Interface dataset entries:
-*-*-

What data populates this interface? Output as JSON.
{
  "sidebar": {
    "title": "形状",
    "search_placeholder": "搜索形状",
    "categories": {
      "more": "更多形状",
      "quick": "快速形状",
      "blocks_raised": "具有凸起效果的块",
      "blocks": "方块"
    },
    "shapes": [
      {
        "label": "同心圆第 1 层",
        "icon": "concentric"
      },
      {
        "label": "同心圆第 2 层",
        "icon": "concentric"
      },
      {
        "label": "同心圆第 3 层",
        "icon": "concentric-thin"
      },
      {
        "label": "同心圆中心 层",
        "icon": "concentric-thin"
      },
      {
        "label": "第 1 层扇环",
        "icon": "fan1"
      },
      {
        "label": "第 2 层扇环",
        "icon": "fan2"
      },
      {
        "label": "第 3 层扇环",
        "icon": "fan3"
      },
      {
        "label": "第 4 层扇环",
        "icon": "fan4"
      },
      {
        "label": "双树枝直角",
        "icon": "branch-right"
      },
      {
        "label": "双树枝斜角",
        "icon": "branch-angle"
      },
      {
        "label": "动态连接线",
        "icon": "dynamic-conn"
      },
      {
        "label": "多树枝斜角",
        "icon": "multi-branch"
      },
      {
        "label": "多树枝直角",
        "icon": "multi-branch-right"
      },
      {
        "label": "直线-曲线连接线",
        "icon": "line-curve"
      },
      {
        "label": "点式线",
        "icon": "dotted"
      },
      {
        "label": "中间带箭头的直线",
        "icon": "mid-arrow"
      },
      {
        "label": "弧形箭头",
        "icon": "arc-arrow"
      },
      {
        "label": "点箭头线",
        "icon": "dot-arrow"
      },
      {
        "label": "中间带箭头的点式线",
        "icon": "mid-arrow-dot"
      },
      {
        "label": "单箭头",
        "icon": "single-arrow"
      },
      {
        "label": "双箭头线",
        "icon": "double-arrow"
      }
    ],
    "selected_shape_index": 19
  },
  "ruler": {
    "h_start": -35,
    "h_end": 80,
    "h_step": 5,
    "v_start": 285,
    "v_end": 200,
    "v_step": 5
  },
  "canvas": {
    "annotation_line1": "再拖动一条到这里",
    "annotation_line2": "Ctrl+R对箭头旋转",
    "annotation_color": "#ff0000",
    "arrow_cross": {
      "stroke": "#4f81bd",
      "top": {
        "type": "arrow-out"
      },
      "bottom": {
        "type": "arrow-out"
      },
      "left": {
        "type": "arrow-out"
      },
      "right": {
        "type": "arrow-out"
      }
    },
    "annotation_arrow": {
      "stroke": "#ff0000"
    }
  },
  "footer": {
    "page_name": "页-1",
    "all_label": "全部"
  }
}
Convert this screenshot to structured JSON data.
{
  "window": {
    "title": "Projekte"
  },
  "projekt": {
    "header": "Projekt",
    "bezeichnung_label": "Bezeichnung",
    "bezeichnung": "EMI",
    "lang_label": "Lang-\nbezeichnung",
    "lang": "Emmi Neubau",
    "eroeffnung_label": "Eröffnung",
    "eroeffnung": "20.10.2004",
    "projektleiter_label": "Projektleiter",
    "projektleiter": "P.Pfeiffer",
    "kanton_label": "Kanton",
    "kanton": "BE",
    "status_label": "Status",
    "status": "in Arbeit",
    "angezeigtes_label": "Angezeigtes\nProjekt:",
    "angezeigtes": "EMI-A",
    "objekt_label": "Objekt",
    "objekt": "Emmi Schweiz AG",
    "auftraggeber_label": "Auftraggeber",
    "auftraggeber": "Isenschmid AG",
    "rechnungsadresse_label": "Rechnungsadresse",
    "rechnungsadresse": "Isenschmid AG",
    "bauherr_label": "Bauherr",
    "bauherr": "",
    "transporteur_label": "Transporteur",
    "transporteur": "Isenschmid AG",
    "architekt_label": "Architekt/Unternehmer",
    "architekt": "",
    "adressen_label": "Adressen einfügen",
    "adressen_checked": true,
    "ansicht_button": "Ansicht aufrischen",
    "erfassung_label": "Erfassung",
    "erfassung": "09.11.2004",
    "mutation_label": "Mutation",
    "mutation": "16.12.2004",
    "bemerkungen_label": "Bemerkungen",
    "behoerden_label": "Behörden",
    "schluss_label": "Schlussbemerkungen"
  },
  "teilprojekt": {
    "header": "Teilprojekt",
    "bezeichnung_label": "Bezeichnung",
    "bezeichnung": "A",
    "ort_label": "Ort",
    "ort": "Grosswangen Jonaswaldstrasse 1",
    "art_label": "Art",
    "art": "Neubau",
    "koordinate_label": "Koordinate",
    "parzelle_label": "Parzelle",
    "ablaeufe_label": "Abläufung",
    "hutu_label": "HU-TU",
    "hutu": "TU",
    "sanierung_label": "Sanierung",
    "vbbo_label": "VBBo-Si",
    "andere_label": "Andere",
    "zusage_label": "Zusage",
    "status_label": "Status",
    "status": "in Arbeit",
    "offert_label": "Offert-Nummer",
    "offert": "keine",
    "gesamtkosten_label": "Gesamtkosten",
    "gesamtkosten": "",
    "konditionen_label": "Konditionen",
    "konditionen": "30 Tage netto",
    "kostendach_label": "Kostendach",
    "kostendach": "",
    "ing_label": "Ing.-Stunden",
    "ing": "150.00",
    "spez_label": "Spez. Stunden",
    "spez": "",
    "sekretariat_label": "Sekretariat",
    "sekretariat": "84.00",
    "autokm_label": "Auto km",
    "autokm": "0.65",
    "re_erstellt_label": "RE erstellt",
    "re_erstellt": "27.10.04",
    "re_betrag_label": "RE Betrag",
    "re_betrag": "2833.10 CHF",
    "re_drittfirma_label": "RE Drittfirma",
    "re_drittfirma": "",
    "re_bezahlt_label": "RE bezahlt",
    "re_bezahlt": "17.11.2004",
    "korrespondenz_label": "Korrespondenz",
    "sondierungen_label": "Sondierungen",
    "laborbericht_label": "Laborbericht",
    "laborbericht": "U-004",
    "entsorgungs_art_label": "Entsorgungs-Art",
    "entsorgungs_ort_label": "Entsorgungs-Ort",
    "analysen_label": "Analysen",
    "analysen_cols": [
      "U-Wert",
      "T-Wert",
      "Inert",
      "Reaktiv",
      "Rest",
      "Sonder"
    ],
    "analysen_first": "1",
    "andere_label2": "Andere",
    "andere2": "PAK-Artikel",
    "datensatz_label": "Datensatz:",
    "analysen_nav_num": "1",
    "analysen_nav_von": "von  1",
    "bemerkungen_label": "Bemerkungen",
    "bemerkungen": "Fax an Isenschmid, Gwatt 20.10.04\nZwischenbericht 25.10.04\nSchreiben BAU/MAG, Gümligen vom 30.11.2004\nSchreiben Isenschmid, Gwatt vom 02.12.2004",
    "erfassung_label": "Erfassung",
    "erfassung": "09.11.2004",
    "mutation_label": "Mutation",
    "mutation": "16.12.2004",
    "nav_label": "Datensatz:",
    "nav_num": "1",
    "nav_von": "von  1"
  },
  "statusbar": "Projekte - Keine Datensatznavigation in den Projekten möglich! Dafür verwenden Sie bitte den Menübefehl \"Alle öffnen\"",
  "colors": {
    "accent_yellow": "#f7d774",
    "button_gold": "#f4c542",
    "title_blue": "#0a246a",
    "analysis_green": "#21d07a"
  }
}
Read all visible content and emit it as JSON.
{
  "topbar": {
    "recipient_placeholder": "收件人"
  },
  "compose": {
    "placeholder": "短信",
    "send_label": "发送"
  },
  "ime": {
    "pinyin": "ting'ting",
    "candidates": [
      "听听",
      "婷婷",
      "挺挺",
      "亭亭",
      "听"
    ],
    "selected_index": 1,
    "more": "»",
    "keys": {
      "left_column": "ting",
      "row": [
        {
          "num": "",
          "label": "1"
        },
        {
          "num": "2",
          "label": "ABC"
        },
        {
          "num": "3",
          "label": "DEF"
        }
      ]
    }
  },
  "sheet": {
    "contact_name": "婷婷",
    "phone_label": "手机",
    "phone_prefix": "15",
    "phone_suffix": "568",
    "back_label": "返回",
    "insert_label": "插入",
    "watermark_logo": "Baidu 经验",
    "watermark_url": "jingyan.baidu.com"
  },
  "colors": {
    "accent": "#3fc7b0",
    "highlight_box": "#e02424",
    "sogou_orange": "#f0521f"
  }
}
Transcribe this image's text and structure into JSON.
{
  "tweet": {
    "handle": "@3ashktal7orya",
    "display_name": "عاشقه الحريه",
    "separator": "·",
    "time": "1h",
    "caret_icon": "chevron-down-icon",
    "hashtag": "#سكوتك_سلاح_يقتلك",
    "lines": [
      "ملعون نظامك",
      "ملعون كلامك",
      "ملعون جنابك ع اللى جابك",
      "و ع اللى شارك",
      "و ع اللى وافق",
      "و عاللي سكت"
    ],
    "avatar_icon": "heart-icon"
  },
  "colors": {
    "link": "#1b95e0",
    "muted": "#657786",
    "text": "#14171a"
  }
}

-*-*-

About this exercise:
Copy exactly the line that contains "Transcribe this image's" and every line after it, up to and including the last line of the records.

Output below:
Transcribe this image's text and structure into JSON.
{
  "tweet": {
    "handle": "@3ashktal7orya",
    "display_name": "عاشقه الحريه",
    "separator": "·",
    "time": "1h",
    "caret_icon": "chevron-down-icon",
    "hashtag": "#سكوتك_سلاح_يقتلك",
    "lines": [
      "ملعون نظامك",
      "ملعون كلامك",
      "ملعون جنابك ع اللى جابك",
      "و ع اللى شارك",
      "و ع اللى وافق",
      "و عاللي سكت"
    ],
    "avatar_icon": "heart-icon"
  },
  "colors": {
    "link": "#1b95e0",
    "muted": "#657786",
    "text": "#14171a"
  }
}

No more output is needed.